The problem:
Please retype the records that appear below, exactly and in full.

Website and app data records
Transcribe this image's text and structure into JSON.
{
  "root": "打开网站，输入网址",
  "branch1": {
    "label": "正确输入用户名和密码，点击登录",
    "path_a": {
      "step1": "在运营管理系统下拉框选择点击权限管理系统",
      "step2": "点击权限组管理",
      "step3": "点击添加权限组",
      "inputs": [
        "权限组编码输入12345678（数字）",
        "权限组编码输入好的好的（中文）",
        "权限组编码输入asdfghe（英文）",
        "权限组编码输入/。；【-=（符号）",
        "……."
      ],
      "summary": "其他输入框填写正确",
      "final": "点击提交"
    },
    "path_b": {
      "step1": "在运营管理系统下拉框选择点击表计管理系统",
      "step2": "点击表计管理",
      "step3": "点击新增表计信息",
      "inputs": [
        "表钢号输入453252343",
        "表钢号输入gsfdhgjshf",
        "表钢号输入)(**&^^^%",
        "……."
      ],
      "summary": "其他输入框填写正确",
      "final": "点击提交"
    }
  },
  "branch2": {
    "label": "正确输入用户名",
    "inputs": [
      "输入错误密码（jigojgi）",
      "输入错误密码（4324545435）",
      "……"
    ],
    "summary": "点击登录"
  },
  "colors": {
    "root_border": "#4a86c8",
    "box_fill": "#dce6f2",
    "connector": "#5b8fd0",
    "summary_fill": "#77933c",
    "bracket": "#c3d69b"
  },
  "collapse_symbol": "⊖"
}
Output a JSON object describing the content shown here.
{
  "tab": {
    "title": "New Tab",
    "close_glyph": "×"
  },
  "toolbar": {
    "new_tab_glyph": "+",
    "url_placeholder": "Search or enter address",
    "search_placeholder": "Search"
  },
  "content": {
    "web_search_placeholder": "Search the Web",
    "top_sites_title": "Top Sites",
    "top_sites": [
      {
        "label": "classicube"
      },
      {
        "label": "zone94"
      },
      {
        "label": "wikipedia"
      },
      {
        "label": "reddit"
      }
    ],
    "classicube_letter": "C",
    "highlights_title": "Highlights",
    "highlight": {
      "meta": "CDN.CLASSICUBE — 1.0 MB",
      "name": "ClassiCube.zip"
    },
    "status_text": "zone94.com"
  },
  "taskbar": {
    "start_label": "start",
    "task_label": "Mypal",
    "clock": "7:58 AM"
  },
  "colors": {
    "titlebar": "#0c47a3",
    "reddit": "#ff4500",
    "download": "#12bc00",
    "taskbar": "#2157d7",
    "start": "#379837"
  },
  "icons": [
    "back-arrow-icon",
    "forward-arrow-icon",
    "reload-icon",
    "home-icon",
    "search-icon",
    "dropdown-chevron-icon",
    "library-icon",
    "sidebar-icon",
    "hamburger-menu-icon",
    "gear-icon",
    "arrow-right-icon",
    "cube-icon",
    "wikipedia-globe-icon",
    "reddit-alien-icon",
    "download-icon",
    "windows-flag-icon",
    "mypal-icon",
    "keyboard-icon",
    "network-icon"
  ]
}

Task output:
Transcribe this image's text and structure into JSON.
{
  "root": "打开网站，输入网址",
  "branch1": {
    "label": "正确输入用户名和密码，点击登录",
    "path_a": {
      "step1": "在运营管理系统下拉框选择点击权限管理系统",
      "step2": "点击权限组管理",
      "step3": "点击添加权限组",
      "inputs": [
        "权限组编码输入12345678（数字）",
        "权限组编码输入好的好的（中文）",
        "权限组编码输入asdfghe（英文）",
        "权限组编码输入/。；【-=（符号）",
        "……."
      ],
      "summary": "其他输入框填写正确",
      "final": "点击提交"
    },
    "path_b": {
      "step1": "在运营管理系统下拉框选择点击表计管理系统",
      "step2": "点击表计管理",
      "step3": "点击新增表计信息",
      "inputs": [
        "表钢号输入453252343",
        "表钢号输入gsfdhgjshf",
        "表钢号输入)(**&^^^%",
        "……."
      ],
      "summary": "其他输入框填写正确",
      "final": "点击提交"
    }
  },
  "branch2": {
    "label": "正确输入用户名",
    "inputs": [
      "输入错误密码（jigojgi）",
      "输入错误密码（4324545435）",
      "……"
    ],
    "summary": "点击登录"
  },
  "colors": {
    "root_border": "#4a86c8",
    "box_fill": "#dce6f2",
    "connector": "#5b8fd0",
    "summary_fill": "#77933c",
    "bracket": "#c3d69b"
  },
  "collapse_symbol": "⊖"
}
Output a JSON object describing the content shown here.
{
  "tab": {
    "title": "New Tab",
    "close_glyph": "×"
  },
  "toolbar": {
    "new_tab_glyph": "+",
    "url_placeholder": "Search or enter address",
    "search_placeholder": "Search"
  },
  "content": {
    "web_search_placeholder": "Search the Web",
    "top_sites_title": "Top Sites",
    "top_sites": [
      {
        "label": "classicube"
      },
      {
        "label": "zone94"
      },
      {
        "label": "wikipedia"
      },
      {
        "label": "reddit"
      }
    ],
    "classicube_letter": "C",
    "highlights_title": "Highlights",
    "highlight": {
      "meta": "CDN.CLASSICUBE — 1.0 MB",
      "name": "ClassiCube.zip"
    },
    "status_text": "zone94.com"
  },
  "taskbar": {
    "start_label": "start",
    "task_label": "Mypal",
    "clock": "7:58 AM"
  },
  "colors": {
    "titlebar": "#0c47a3",
    "reddit": "#ff4500",
    "download": "#12bc00",
    "taskbar": "#2157d7",
    "start": "#379837"
  },
  "icons": [
    "back-arrow-icon",
    "forward-arrow-icon",
    "reload-icon",
    "home-icon",
    "search-icon",
    "dropdown-chevron-icon",
    "library-icon",
    "sidebar-icon",
    "hamburger-menu-icon",
    "gear-icon",
    "arrow-right-icon",
    "cube-icon",
    "wikipedia-globe-icon",
    "reddit-alien-icon",
    "download-icon",
    "windows-flag-icon",
    "mypal-icon",
    "keyboard-icon",
    "network-icon"
  ]
}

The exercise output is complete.